The Election Day is approaching in the Netherlands. First of a series of national elections that in the few months will help to decide the future for the European Union. The bloc’s two largest economies, France and Germany, will hold elections in two round for France (April and May) and September in Germany. Also Italy, depending on the status of its fragile governments, may join them. However, kicking it all off is the Netherlands, whose voters will go to the polls on the 15th on March. In the Netherlands, as in many other EU countries, nationalist and Euroskeptic parties are performing well in opinion polls.
In recent years, elections in many European countries have shown that popular support for mainstream political parties is waning as anti-system and Euroskeptic forces are gaining popularity. The Netherlands, one of the wealthiest countries in Europe, is following this trend.
Its parliament is composed of numerous parties, and coalitions are often needed to form governments. According to opinion polls, in the coming election, the ruling People’s Party for Freedom and Democracy of Prime Minister Mark Rutte would win from 23 to 28 of the 150 seats in the Dutch parliament. This would be a significant decline from the 41 seats it won in the general election of 2012. Similarly, the Labor Party would win 10 to 12 seats, well below the 38 seats it obtained in the last election.
These votes could be lost in favor of the euroskeptic Party of Freedom, who according to January opinion polls could double its parliamentary representation, reaching between 29 and 35 seats (in 2012, it won only 15 seats). That party and its leader, Geert Wilders, want the Netherlands to leave the European Union (a so-called Nexit) and to reintroduce the guilder as its national currency. The party has a strong anti-immigration and anti-Muslim agenda, presenting itself as a protector of Dutch culture and identity.
With the financial crisis over in the Netherlands, the economy is growing and has faded as an election issue, so Wildres’ electoral campaign has been dominated for the most part by the issue of immigration. Wilders has vowed to ban Muslim immigration and shut mosques if he wins. He was also convicted in December in a hate speech trial over his promise to reduce the number of Moroccans in the country.
However, Wilders’ campaign is faltering, with immigrants who make up 30% of Dutch population. Concerning the EU issue, opinion polls suggest support for a Dutch “Nexit” in the months after the Brexit vote fell by 8% to 25%. Pollsters say people have realized that leaving the EU would be more complicated than they thought. Nevertheless, according to latest polls two weeks before elections he was still leading polls.
But even if the Party of Freedom performs strongly in the election, it would struggle to enter the government. Most mainstream Dutch political parties refuse to cooperate with Wilders and have said they will exclude the Party of Freedom from the negotiations to form a government.

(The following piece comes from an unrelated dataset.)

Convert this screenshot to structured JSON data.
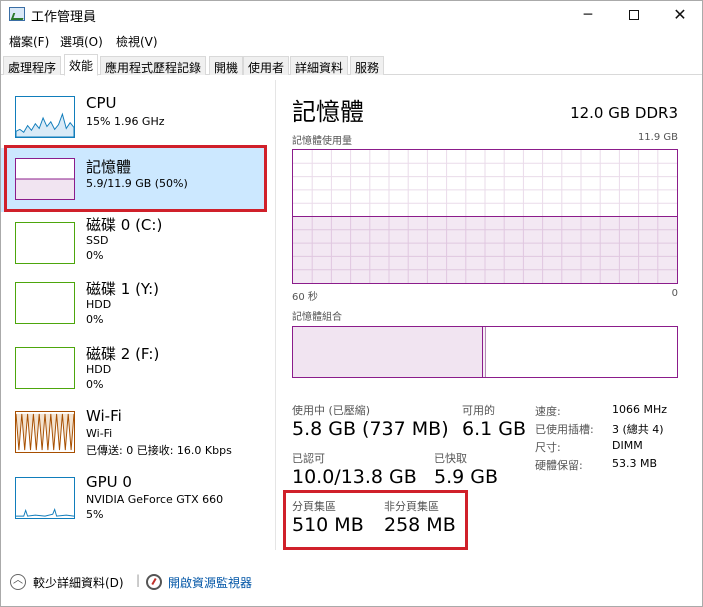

The Party of Freedom is the only major party advocating a Nexit; the rest of the political establishment remains committed to the Netherlands’ EU membership and its role as the heart of the process of European integration.